**WHAT THIS TASK INVOLVES**
All entries should be output exactly as they stand.

**DATA EXTRACTS**
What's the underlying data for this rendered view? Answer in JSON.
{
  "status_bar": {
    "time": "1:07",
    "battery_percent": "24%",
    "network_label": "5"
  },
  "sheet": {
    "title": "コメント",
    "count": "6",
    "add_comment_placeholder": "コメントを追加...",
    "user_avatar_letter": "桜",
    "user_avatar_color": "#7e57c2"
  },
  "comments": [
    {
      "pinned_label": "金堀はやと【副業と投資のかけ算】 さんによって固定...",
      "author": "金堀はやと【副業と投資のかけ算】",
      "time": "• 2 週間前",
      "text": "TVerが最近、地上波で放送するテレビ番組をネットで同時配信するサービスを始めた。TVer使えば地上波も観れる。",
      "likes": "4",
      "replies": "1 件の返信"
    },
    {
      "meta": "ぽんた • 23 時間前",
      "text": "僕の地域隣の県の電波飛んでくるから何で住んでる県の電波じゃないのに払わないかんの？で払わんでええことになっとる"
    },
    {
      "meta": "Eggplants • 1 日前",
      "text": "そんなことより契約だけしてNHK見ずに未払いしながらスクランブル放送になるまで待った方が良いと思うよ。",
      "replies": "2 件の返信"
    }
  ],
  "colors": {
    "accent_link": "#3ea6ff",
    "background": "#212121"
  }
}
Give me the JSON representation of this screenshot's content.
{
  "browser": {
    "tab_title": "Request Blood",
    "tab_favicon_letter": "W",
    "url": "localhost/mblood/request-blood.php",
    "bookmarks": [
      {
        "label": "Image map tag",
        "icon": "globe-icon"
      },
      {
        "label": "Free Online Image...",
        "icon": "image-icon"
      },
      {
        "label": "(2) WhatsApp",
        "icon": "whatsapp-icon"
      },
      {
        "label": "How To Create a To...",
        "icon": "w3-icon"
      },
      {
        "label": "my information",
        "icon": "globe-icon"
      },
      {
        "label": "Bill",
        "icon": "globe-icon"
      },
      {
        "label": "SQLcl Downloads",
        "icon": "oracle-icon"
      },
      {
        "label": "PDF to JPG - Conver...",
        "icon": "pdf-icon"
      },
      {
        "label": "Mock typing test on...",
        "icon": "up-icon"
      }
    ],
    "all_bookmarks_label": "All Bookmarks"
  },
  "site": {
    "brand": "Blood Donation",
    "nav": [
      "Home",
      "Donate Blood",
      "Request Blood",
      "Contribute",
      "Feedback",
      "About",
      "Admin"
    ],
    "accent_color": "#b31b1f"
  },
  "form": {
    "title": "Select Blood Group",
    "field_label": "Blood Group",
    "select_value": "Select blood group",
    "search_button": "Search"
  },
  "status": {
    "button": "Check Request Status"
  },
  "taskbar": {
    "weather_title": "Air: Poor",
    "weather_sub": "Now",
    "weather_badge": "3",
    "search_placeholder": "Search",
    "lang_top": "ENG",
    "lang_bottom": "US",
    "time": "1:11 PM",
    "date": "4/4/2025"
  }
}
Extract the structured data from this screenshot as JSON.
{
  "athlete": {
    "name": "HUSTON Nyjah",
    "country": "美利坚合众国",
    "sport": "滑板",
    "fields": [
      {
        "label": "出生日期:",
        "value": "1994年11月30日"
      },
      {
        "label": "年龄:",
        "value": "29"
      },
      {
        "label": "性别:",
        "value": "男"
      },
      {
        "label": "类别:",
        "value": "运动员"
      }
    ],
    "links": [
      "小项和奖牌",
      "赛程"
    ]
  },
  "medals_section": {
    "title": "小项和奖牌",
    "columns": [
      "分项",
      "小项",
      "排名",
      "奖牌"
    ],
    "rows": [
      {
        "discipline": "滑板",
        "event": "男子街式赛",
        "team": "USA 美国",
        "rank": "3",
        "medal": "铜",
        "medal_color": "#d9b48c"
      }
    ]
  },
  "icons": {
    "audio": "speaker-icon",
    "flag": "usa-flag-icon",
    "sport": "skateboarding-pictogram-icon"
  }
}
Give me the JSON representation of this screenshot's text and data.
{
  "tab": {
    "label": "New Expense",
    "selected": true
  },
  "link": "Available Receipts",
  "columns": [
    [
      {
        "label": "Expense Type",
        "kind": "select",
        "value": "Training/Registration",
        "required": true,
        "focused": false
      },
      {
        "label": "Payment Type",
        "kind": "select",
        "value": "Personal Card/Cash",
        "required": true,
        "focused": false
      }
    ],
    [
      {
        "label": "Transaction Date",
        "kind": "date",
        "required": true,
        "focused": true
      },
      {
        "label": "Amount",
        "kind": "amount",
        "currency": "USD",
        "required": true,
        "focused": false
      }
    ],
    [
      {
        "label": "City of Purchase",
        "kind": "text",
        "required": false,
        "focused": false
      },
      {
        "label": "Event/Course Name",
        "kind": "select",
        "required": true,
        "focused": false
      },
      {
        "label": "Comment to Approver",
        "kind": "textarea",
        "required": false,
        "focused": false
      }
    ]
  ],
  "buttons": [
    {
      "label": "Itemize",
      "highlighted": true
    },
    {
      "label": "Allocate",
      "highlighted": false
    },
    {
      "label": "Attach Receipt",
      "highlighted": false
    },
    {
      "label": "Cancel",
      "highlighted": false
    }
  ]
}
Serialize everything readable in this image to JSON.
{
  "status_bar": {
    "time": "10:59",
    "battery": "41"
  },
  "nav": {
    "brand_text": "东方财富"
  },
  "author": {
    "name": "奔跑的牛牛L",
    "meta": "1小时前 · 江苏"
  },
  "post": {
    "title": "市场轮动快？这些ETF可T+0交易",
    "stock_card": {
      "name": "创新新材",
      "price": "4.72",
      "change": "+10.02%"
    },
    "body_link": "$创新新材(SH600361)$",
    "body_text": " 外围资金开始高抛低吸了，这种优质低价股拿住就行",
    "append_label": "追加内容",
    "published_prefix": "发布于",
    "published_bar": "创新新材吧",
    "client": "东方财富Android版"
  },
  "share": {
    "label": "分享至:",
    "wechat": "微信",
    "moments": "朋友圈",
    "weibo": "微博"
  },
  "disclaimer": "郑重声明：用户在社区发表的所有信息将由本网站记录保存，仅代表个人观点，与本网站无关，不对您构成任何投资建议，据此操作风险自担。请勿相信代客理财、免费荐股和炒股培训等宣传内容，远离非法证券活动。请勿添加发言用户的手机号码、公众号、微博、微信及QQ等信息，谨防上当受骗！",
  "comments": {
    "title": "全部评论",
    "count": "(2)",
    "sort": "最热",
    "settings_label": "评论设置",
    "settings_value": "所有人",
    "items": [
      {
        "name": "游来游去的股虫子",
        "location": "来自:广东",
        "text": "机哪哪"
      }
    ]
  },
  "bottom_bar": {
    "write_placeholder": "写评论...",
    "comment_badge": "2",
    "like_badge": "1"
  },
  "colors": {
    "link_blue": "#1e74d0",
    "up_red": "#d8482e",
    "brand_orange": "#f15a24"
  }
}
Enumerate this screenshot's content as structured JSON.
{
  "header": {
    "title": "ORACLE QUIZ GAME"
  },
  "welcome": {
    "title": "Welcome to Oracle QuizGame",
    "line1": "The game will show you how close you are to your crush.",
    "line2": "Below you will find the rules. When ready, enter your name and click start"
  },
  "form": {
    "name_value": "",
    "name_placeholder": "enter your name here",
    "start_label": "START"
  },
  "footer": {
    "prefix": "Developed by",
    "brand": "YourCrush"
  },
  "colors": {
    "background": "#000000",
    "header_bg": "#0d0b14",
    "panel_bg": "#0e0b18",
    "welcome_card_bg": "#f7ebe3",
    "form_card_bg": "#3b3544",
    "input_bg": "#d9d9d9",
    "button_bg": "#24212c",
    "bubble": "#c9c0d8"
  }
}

**SOLUTION TO THE PROBLEM**
What's the underlying data for this rendered view? Answer in JSON.
{
  "status_bar": {
    "time": "1:07",
    "battery_percent": "24%",
    "network_label": "5"
  },
  "sheet": {
    "title": "コメント",
    "count": "6",
    "add_comment_placeholder": "コメントを追加...",
    "user_avatar_letter": "桜",
    "user_avatar_color": "#7e57c2"
  },
  "comments": [
    {
      "pinned_label": "金堀はやと【副業と投資のかけ算】 さんによって固定...",
      "author": "金堀はやと【副業と投資のかけ算】",
      "time": "• 2 週間前",
      "text": "TVerが最近、地上波で放送するテレビ番組をネットで同時配信するサービスを始めた。TVer使えば地上波も観れる。",
      "likes": "4",
      "replies": "1 件の返信"
    },
    {
      "meta": "ぽんた • 23 時間前",
      "text": "僕の地域隣の県の電波飛んでくるから何で住んでる県の電波じゃないのに払わないかんの？で払わんでええことになっとる"
    },
    {
      "meta": "Eggplants • 1 日前",
      "text": "そんなことより契約だけしてNHK見ずに未払いしながらスクランブル放送になるまで待った方が良いと思うよ。",
      "replies": "2 件の返信"
    }
  ],
  "colors": {
    "accent_link": "#3ea6ff",
    "background": "#212121"
  }
}
Give me the JSON representation of this screenshot's content.
{
  "browser": {
    "tab_title": "Request Blood",
    "tab_favicon_letter": "W",
    "url": "localhost/mblood/request-blood.php",
    "bookmarks": [
      {
        "label": "Image map tag",
        "icon": "globe-icon"
      },
      {
        "label": "Free Online Image...",
        "icon": "image-icon"
      },
      {
        "label": "(2) WhatsApp",
        "icon": "whatsapp-icon"
      },
      {
        "label": "How To Create a To...",
        "icon": "w3-icon"
      },
      {
        "label": "my information",
        "icon": "globe-icon"
      },
      {
        "label": "Bill",
        "icon": "globe-icon"
      },
      {
        "label": "SQLcl Downloads",
        "icon": "oracle-icon"
      },
      {
        "label": "PDF to JPG - Conver...",
        "icon": "pdf-icon"
      },
      {
        "label": "Mock typing test on...",
        "icon": "up-icon"
      }
    ],
    "all_bookmarks_label": "All Bookmarks"
  },
  "site": {
    "brand": "Blood Donation",
    "nav": [
      "Home",
      "Donate Blood",
      "Request Blood",
      "Contribute",
      "Feedback",
      "About",
      "Admin"
    ],
    "accent_color": "#b31b1f"
  },
  "form": {
    "title": "Select Blood Group",
    "field_label": "Blood Group",
    "select_value": "Select blood group",
    "search_button": "Search"
  },
  "status": {
    "button": "Check Request Status"
  },
  "taskbar": {
    "weather_title": "Air: Poor",
    "weather_sub": "Now",
    "weather_badge": "3",
    "search_placeholder": "Search",
    "lang_top": "ENG",
    "lang_bottom": "US",
    "time": "1:11 PM",
    "date": "4/4/2025"
  }
}
Extract the structured data from this screenshot as JSON.
{
  "athlete": {
    "name": "HUSTON Nyjah",
    "country": "美利坚合众国",
    "sport": "滑板",
    "fields": [
      {
        "label": "出生日期:",
        "value": "1994年11月30日"
      },
      {
        "label": "年龄:",
        "value": "29"
      },
      {
        "label": "性别:",
        "value": "男"
      },
      {
        "label": "类别:",
        "value": "运动员"
      }
    ],
    "links": [
      "小项和奖牌",
      "赛程"
    ]
  },
  "medals_section": {
    "title": "小项和奖牌",
    "columns": [
      "分项",
      "小项",
      "排名",
      "奖牌"
    ],
    "rows": [
      {
        "discipline": "滑板",
        "event": "男子街式赛",
        "team": "USA 美国",
        "rank": "3",
        "medal": "铜",
        "medal_color": "#d9b48c"
      }
    ]
  },
  "icons": {
    "audio": "speaker-icon",
    "flag": "usa-flag-icon",
    "sport": "skateboarding-pictogram-icon"
  }
}
Give me the JSON representation of this screenshot's text and data.
{
  "tab": {
    "label": "New Expense",
    "selected": true
  },
  "link": "Available Receipts",
  "columns": [
    [
      {
        "label": "Expense Type",
        "kind": "select",
        "value": "Training/Registration",
        "required": true,
        "focused": false
      },
      {
        "label": "Payment Type",
        "kind": "select",
        "value": "Personal Card/Cash",
        "required": true,
        "focused": false
      }
    ],
    [
      {
        "label": "Transaction Date",
        "kind": "date",
        "required": true,
        "focused": true
      },
      {
        "label": "Amount",
        "kind": "amount",
        "currency": "USD",
        "required": true,
        "focused": false
      }
    ],
    [
      {
        "label": "City of Purchase",
        "kind": "text",
        "required": false,
        "focused": false
      },
      {
        "label": "Event/Course Name",
        "kind": "select",
        "required": true,
        "focused": false
      },
      {
        "label": "Comment to Approver",
        "kind": "textarea",
        "required": false,
        "focused": false
      }
    ]
  ],
  "buttons": [
    {
      "label": "Itemize",
      "highlighted": true
    },
    {
      "label": "Allocate",
      "highlighted": false
    },
    {
      "label": "Attach Receipt",
      "highlighted": false
    },
    {
      "label": "Cancel",
      "highlighted": false
    }
  ]
}
Serialize everything readable in this image to JSON.
{
  "status_bar": {
    "time": "10:59",
    "battery": "41"
  },
  "nav": {
    "brand_text": "东方财富"
  },
  "author": {
    "name": "奔跑的牛牛L",
    "meta": "1小时前 · 江苏"
  },
  "post": {
    "title": "市场轮动快？这些ETF可T+0交易",
    "stock_card": {
      "name": "创新新材",
      "price": "4.72",
      "change": "+10.02%"
    },
    "body_link": "$创新新材(SH600361)$",
    "body_text": " 外围资金开始高抛低吸了，这种优质低价股拿住就行",
    "append_label": "追加内容",
    "published_prefix": "发布于",
    "published_bar": "创新新材吧",
    "client": "东方财富Android版"
  },
  "share": {
    "label": "分享至:",
    "wechat": "微信",
    "moments": "朋友圈",
    "weibo": "微博"
  },
  "disclaimer": "郑重声明：用户在社区发表的所有信息将由本网站记录保存，仅代表个人观点，与本网站无关，不对您构成任何投资建议，据此操作风险自担。请勿相信代客理财、免费荐股和炒股培训等宣传内容，远离非法证券活动。请勿添加发言用户的手机号码、公众号、微博、微信及QQ等信息，谨防上当受骗！",
  "comments": {
    "title": "全部评论",
    "count": "(2)",
    "sort": "最热",
    "settings_label": "评论设置",
    "settings_value": "所有人",
    "items": [
      {
        "name": "游来游去的股虫子",
        "location": "来自:广东",
        "text": "机哪哪"
      }
    ]
  },
  "bottom_bar": {
    "write_placeholder": "写评论...",
    "comment_badge": "2",
    "like_badge": "1"
  },
  "colors": {
    "link_blue": "#1e74d0",
    "up_red": "#d8482e",
    "brand_orange": "#f15a24"
  }
}
Enumerate this screenshot's content as structured JSON.
{
  "header": {
    "title": "ORACLE QUIZ GAME"
  },
  "welcome": {
    "title": "Welcome to Oracle QuizGame",
    "line1": "The game will show you how close you are to your crush.",
    "line2": "Below you will find the rules. When ready, enter your name and click start"
  },
  "form": {
    "name_value": "",
    "name_placeholder": "enter your name here",
    "start_label": "START"
  },
  "footer": {
    "prefix": "Developed by",
    "brand": "YourCrush"
  },
  "colors": {
    "background": "#000000",
    "header_bg": "#0d0b14",
    "panel_bg": "#0e0b18",
    "welcome_card_bg": "#f7ebe3",
    "form_card_bg": "#3b3544",
    "input_bg": "#d9d9d9",
    "button_bg": "#24212c",
    "bubble": "#c9c0d8"
  }
}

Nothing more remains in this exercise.